• What you will do
Could you report every line of the listing below that holds the word "Přihlášení"?

• Data
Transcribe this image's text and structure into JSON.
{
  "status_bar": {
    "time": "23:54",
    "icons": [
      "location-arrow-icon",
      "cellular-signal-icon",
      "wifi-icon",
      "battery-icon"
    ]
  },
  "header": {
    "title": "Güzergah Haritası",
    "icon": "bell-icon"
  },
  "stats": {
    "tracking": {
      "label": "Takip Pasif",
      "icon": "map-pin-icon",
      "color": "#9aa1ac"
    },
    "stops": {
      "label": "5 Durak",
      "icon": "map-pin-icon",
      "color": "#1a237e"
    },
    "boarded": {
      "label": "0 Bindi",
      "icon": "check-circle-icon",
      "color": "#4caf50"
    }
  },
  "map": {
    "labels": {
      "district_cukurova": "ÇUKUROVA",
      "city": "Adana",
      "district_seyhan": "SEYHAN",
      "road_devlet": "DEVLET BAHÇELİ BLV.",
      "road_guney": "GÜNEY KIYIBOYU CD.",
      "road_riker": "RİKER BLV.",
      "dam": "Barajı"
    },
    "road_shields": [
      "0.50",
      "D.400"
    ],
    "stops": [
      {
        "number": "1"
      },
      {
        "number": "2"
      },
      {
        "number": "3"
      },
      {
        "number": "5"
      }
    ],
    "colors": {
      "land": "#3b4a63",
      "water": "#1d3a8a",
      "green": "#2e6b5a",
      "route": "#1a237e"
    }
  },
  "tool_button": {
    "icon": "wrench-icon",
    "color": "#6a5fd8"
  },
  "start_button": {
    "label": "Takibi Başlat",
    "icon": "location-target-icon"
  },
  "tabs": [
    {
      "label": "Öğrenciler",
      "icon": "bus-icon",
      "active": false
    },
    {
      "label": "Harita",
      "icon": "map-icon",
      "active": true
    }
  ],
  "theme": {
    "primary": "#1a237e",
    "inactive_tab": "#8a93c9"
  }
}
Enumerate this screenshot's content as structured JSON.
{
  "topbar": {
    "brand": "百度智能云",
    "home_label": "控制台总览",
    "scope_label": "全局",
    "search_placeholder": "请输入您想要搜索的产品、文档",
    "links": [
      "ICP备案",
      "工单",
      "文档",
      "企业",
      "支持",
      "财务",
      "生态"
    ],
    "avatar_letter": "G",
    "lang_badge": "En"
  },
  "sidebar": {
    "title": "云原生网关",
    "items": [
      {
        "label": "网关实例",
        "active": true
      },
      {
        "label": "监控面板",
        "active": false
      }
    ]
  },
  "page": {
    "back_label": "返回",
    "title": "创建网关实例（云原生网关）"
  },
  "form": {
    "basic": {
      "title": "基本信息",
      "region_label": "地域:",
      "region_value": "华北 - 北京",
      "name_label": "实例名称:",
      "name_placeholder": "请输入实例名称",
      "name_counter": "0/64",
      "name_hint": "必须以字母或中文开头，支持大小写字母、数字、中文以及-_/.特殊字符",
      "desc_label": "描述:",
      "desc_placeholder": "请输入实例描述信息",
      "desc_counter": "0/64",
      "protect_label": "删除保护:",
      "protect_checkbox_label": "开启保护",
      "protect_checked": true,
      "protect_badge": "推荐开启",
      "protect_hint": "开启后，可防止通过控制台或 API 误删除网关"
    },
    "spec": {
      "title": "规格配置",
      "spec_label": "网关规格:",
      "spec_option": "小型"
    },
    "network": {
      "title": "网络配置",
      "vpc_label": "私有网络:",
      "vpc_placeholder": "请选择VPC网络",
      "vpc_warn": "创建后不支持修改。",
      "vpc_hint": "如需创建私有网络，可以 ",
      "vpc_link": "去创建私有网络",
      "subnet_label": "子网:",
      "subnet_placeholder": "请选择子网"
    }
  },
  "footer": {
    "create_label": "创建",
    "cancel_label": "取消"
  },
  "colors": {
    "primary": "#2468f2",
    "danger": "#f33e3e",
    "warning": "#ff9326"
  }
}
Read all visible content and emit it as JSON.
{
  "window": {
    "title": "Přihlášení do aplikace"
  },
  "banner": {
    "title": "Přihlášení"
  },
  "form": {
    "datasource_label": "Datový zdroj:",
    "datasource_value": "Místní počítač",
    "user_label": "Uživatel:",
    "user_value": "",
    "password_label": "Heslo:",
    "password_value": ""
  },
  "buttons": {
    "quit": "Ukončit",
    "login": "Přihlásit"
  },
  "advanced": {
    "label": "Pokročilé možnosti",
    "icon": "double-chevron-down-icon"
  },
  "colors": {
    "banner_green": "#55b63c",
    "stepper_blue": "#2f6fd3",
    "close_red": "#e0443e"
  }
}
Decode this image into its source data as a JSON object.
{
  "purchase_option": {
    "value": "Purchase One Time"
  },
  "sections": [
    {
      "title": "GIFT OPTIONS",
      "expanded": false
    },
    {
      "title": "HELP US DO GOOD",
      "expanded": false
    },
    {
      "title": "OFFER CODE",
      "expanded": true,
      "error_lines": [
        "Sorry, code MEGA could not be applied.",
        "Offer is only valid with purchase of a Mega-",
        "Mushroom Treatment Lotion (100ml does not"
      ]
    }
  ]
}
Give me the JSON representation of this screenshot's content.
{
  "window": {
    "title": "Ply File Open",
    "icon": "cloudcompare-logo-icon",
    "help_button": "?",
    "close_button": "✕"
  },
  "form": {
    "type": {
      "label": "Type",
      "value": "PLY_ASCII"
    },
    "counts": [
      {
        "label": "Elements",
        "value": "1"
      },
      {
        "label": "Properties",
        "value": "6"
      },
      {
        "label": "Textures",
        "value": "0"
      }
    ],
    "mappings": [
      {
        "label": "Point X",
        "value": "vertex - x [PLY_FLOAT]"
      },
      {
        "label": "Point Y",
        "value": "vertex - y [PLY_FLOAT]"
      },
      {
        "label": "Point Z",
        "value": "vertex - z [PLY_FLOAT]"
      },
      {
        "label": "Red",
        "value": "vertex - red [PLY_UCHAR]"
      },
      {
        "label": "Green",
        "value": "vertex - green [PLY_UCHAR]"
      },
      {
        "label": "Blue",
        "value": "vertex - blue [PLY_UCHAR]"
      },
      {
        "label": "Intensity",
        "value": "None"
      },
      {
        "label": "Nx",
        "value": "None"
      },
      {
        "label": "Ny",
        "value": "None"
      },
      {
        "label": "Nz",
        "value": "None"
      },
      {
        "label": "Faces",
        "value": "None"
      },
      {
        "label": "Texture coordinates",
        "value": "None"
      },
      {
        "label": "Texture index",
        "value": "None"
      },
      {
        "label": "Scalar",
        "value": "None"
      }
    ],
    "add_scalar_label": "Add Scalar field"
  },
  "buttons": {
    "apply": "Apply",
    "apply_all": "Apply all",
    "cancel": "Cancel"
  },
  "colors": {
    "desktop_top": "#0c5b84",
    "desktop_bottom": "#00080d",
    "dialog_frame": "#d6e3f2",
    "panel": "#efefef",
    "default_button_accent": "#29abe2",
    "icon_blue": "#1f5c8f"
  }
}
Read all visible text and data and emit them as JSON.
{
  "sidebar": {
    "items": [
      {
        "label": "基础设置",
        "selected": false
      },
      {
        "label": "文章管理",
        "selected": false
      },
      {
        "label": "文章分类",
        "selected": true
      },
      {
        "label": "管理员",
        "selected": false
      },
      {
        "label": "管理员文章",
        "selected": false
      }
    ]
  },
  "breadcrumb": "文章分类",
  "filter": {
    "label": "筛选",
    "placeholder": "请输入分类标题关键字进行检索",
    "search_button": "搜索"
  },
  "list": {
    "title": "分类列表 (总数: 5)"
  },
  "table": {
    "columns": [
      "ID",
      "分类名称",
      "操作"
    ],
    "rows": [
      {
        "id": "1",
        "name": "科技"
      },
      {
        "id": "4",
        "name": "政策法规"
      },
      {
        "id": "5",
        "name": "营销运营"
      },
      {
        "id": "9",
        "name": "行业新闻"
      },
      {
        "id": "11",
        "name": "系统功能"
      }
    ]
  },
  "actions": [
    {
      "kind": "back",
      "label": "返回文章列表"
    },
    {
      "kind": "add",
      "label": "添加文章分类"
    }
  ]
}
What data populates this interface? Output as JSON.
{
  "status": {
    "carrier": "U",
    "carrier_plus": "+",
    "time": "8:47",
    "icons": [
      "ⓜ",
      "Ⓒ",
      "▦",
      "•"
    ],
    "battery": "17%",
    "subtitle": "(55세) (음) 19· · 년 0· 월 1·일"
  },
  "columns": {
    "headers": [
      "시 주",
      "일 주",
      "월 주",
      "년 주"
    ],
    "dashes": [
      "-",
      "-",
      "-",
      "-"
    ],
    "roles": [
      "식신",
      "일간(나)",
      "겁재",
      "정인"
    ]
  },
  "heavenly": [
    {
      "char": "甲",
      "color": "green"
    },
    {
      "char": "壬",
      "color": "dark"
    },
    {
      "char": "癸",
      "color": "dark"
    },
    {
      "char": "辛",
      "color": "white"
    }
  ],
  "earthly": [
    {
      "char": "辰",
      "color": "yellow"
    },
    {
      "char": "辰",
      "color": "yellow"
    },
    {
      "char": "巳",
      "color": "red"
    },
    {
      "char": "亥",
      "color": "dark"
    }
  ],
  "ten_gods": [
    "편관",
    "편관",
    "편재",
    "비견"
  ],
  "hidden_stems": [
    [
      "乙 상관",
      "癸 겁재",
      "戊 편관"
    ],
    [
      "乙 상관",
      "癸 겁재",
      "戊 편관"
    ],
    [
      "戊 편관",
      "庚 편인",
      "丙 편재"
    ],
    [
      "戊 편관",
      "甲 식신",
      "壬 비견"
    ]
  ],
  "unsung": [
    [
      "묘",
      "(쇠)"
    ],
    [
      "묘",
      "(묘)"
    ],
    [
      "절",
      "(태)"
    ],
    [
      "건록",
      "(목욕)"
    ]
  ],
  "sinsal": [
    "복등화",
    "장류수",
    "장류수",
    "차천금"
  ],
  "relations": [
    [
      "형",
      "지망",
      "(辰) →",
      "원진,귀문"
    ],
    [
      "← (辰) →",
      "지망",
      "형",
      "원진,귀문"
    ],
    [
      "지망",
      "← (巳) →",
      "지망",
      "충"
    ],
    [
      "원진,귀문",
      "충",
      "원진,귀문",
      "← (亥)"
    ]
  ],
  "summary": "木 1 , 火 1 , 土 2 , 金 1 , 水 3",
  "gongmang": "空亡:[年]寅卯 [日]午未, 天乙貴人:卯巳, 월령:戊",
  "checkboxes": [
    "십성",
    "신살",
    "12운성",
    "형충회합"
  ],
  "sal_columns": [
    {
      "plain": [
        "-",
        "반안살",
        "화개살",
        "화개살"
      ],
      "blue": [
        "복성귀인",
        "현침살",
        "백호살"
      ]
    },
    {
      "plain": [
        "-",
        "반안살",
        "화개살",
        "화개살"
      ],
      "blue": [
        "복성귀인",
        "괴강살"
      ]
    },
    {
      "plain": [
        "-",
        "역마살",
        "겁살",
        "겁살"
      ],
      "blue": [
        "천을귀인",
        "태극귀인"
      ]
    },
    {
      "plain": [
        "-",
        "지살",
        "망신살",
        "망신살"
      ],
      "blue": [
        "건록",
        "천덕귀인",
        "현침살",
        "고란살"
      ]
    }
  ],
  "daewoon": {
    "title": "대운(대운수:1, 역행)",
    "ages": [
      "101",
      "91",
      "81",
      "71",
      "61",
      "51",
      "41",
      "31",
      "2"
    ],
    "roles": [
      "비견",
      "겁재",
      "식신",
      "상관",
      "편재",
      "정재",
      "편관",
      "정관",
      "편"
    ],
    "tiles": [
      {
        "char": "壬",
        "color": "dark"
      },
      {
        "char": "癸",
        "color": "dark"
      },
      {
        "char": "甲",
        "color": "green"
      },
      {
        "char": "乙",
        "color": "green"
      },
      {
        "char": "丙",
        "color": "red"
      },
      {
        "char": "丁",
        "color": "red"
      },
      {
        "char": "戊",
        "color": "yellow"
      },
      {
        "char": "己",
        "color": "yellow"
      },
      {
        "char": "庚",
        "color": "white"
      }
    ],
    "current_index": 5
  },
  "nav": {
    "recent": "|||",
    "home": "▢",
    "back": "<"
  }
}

• Exercise response
    "title": "Přihlášení do aplikace"
    "title": "Přihlášení"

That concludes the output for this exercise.